Steve Jobs Commencement Address
Steve Jobs commencement address at Stanford University, June 2005.
By Andy Germak, MBA, MSW
I recently watched the movie Jobs, which describes the career of Steve Jobs, technology entrepreneur and founder of Apple. What strikes me most about Jobs is that he never wavered in the pursuit of his goals, despite various setbacks that he experienced during his life and career. Essentially, Jobs dedicated his entire working life to changing the way people manage their affairs through the use of technology. Even after his death, the company he founded continues to endure.
Let us think for a moment what the world would be like if Jobs had been a social worker instead of a technology entrepreneur. Would hundreds of millions of people now have access to necessary social services? Would social services be as ubiquitous as the iPhone? It is interesting to think about what could happen if more social workers were to follow the entrepreneurial path of Steve Jobs. But to do this, in my view, we need to change the way we do business.
Many people who choose social work as a career path do not often share the entrepreneurial instincts of Steve Jobs. I suggest that we, as social workers, can learn from the following key areas that Jobs seemed to understand very well. If more of us can execute in these areas, social workers, too, will be able to make a dent in the universe of social welfare just like Steve Jobs famously set out to do in the field of technology.

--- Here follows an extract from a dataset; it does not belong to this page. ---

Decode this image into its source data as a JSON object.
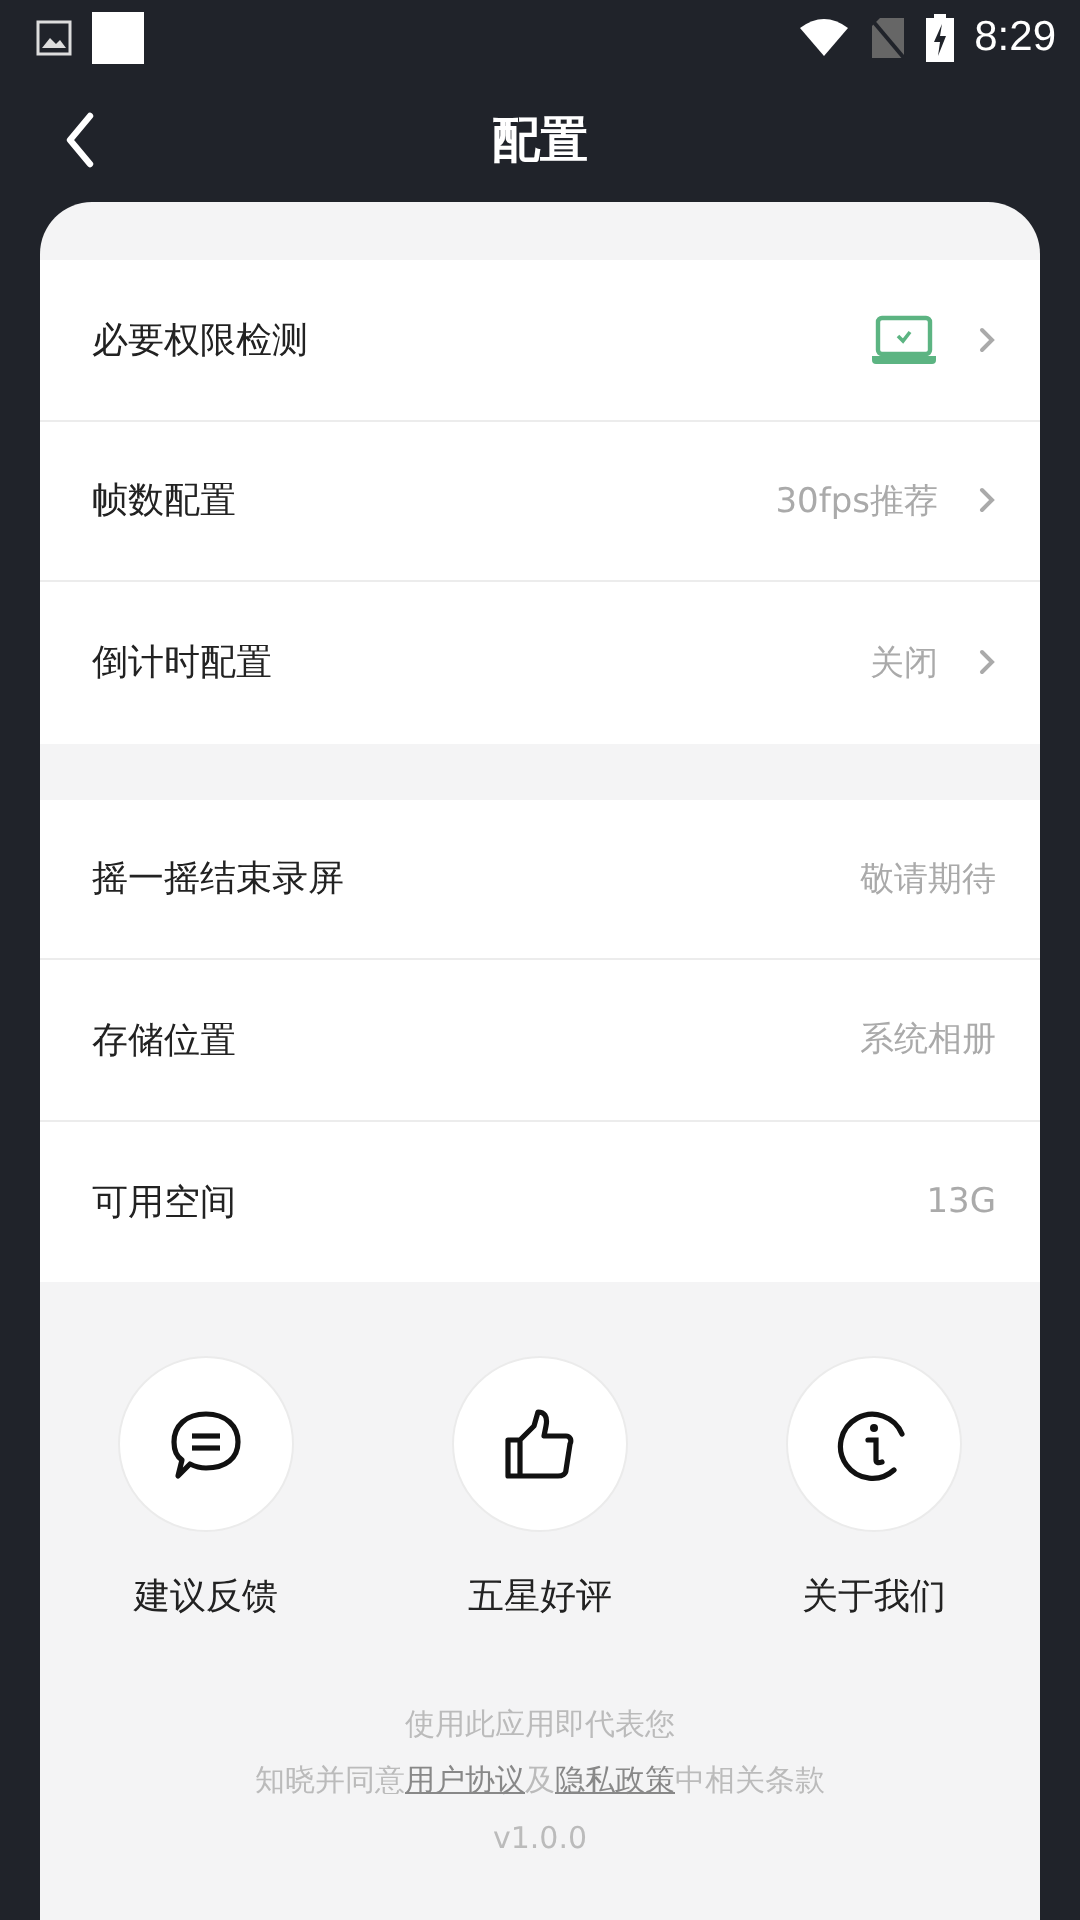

First, having a steadfast vision for one’s work is essential. Think about what issues keep us awake at night and how we can orient all of our activity toward resolving these issues. Jobs did just that and, subsequently, he developed a very clear vision of how he wanted to change the world, and this vision was consistent throughout his career. The good news for social workers is that many are dedicated to an overall vision of social and community impact. My suggestion is to try to focus this vision so that it is clear both to the social worker and to the outside world. This consistency will not only help enhance our capacity to solve specific social problems but also help funders and investors understand what it is that we want to achieve, which will attract more investment to our field.
Second, innovation was a hallmark of Steve Jobs’ career. He never stopped inventing new products, designs, and services. In fact, he prided himself on creating products and services that people didn’t even know they needed or wanted. Social workers by nature are very creative; we usually find inventive ways to provide services amid constrained resources. The key point here is for us to take this a step further and strive to create new ways of providing social work services that disrupt the status quo and make service delivery more efficient and effective. Social work as an industry can and should be just as innovative as the technology industry.

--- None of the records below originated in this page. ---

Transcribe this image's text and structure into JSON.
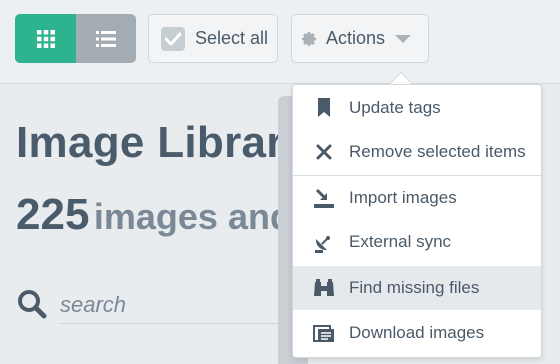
{
  "toolbar": {
    "grid_view_icon": "grid-icon",
    "list_view_icon": "list-icon",
    "select_all_label": "Select all",
    "actions_label": "Actions"
  },
  "page": {
    "title": "Image Library",
    "count": "225",
    "subtitle_rest": "images and"
  },
  "search": {
    "placeholder": "search"
  },
  "menu": {
    "items": [
      {
        "label": "Update tags",
        "icon": "bookmark-icon"
      },
      {
        "label": "Remove selected items",
        "icon": "close-icon"
      },
      {
        "label": "Import images",
        "icon": "import-icon"
      },
      {
        "label": "External sync",
        "icon": "satellite-icon"
      },
      {
        "label": "Find missing files",
        "icon": "binoculars-icon"
      },
      {
        "label": "Download images",
        "icon": "download-icon"
      }
    ]
  },
  "colors": {
    "accent": "#2db38e",
    "text": "#4a5a68",
    "highlight": "#e6e9ec"
  }
}
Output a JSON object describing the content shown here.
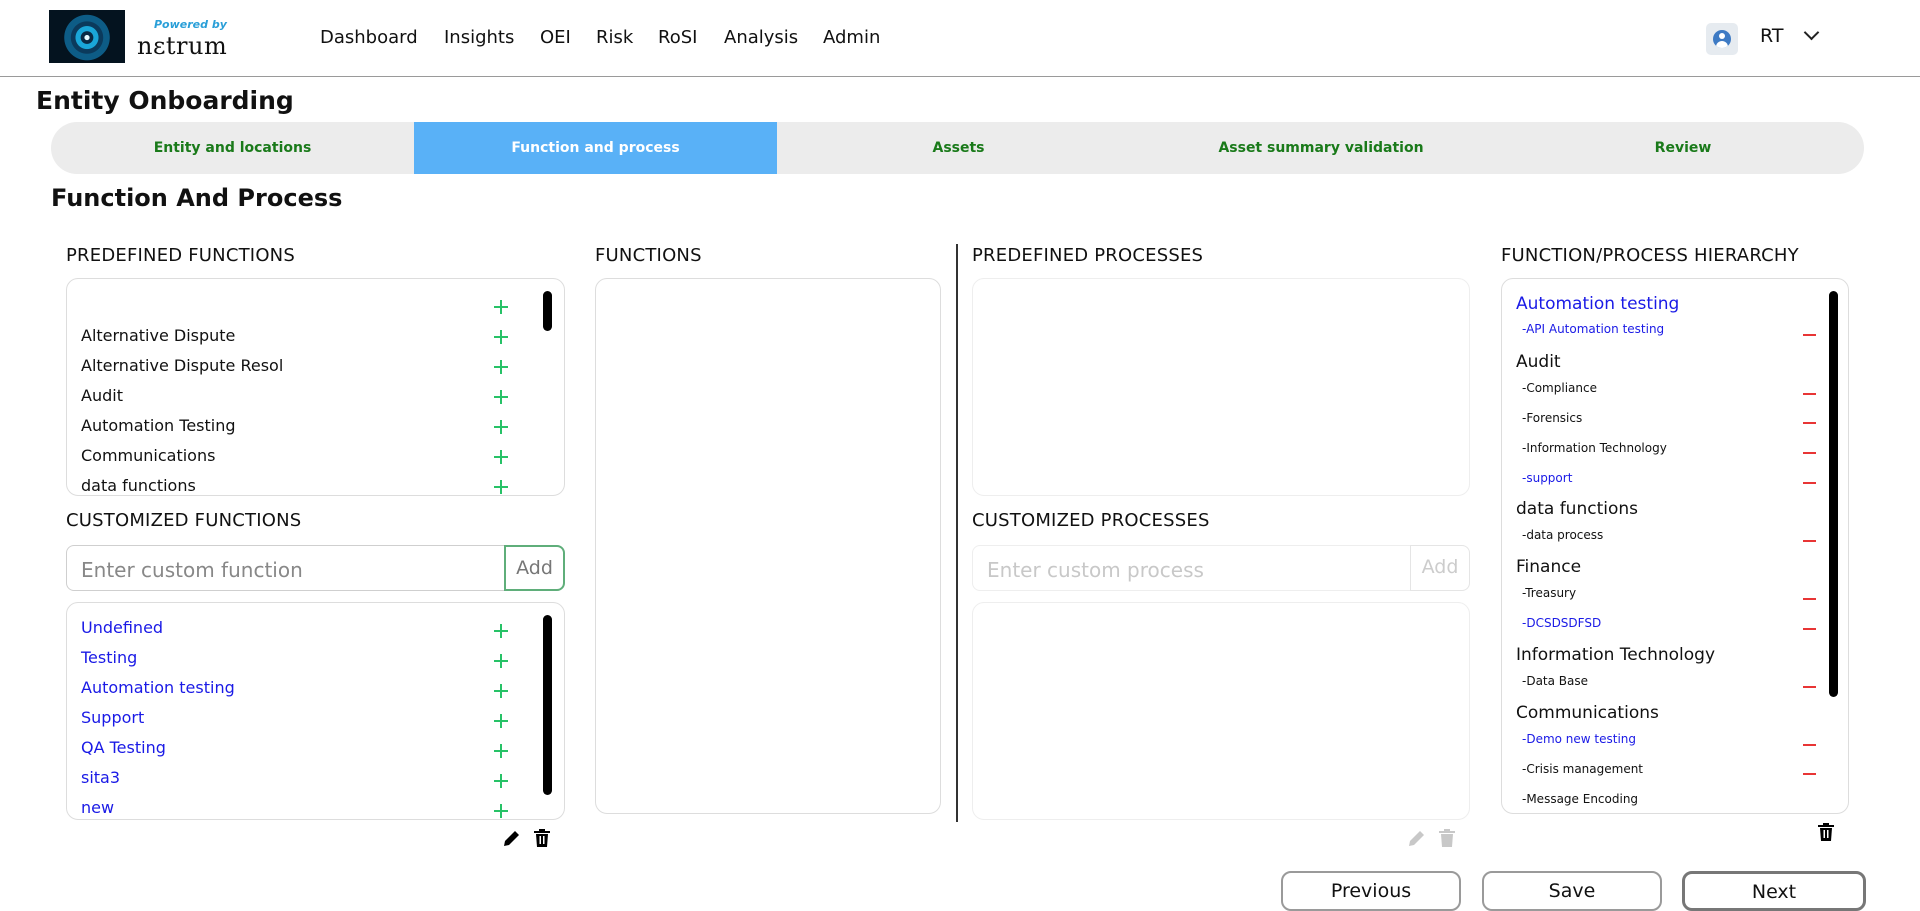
{
  "header": {
    "powered_by": "Powered by",
    "brand": "nɛtrum",
    "nav": [
      "Dashboard",
      "Insights",
      "OEI",
      "Risk",
      "RoSI",
      "Analysis",
      "Admin"
    ],
    "user_initials": "RT"
  },
  "page_title": "Entity Onboarding",
  "steps": [
    "Entity and locations",
    "Function and process",
    "Assets",
    "Asset summary validation",
    "Review"
  ],
  "active_step": "Function and process",
  "section_title": "Function And Process",
  "predefined_functions": {
    "title": "PREDEFINED FUNCTIONS",
    "items": [
      "",
      "Alternative Dispute",
      "Alternative Dispute Resol",
      "Audit",
      "Automation Testing",
      "Communications",
      "data functions"
    ]
  },
  "customized_functions": {
    "title": "CUSTOMIZED FUNCTIONS",
    "placeholder": "Enter custom function",
    "add_label": "Add",
    "items": [
      "Undefined",
      "Testing",
      "Automation testing",
      "Support",
      "QA Testing",
      "sita3",
      "new"
    ]
  },
  "functions": {
    "title": "FUNCTIONS"
  },
  "predefined_processes": {
    "title": "PREDEFINED PROCESSES"
  },
  "customized_processes": {
    "title": "CUSTOMIZED PROCESSES",
    "placeholder": "Enter custom process",
    "add_label": "Add"
  },
  "hierarchy": {
    "title": "FUNCTION/PROCESS HIERARCHY",
    "groups": [
      {
        "name": "Automation testing",
        "name_color": "blue",
        "children": [
          {
            "label": "-API Automation testing",
            "color": "blue"
          }
        ]
      },
      {
        "name": "Audit",
        "children": [
          {
            "label": "-Compliance"
          },
          {
            "label": "-Forensics"
          },
          {
            "label": "-Information Technology"
          },
          {
            "label": "-support",
            "color": "blue"
          }
        ]
      },
      {
        "name": "data functions",
        "children": [
          {
            "label": "-data process"
          }
        ]
      },
      {
        "name": "Finance",
        "children": [
          {
            "label": "-Treasury"
          },
          {
            "label": "-DCSDSDFSD",
            "color": "blue"
          }
        ]
      },
      {
        "name": "Information Technology",
        "children": [
          {
            "label": "-Data Base"
          }
        ]
      },
      {
        "name": "Communications",
        "children": [
          {
            "label": "-Demo new testing",
            "color": "blue"
          },
          {
            "label": "-Crisis management"
          },
          {
            "label": "-Message Encoding"
          }
        ]
      }
    ]
  },
  "buttons": {
    "previous": "Previous",
    "save": "Save",
    "next": "Next"
  },
  "colors": {
    "active_step": "#59b1f7",
    "step_text": "#1a7a1a",
    "add_icon": "#27c267",
    "remove_icon": "#e83535",
    "custom_text": "#1a1ae6"
  }
}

Third, Steve Jobs also possessed tenacity, which is defined as the persistence to pursue something despite many obstacles. For example, even when Apple’s board of directors decided to fire Jobs as CEO during a downturn in the company’s history, he continued to pursue his vision through various side projects. Like Jobs, social workers frequently experience many setbacks along their career paths. It is important to stay the course and keep the long-term social impact goals in mind. Tenacity is a key attribute of a successful entrepreneur, and it can also be a helpful quality for social workers to develop.
Finally, Jobs understood the idea of scale. He almost never pursued a new product idea thinking that it would only be offered in a small, local market. Instead, he thought big and wanted to provide new products on a mass scale. In fact, iPhones, iPads, and other Apple products have achieved such sufficient scale in recent years that Apple’s supply chain has at times not been able to keep up with the market demand, and there have been periodic delays in product delivery. While this type of delay problem is not ideal for social work, it would be ideal if social workers were to think more about scaling, replication, and providing effective services to a mass audience. This is how we will truly solve the world’s most pressing social problems.
Interestingly, all of the above concepts – vision, innovation, tenacity, and scale – apply as much to social work services as they do to Apple products and services. Indeed, in recent years, we have seen the rise of social entrepreneurs, and social enterprise is becoming increasingly popular in many parts of the world, but social workers are often not involved in such enterprising activity. In my view, social workers are very well-positioned to follow a similar path to that of Steve Jobs, but doing so often requires a new mindset. With a new mindset, it is possible that we might truly be able to solve some of the world’s most pressing social problems.
Andy Germak, MBA, MSW, is executive director of the Institute for Families and lecturer at Rutgers University School of Social Work in New Brunswick, NJ.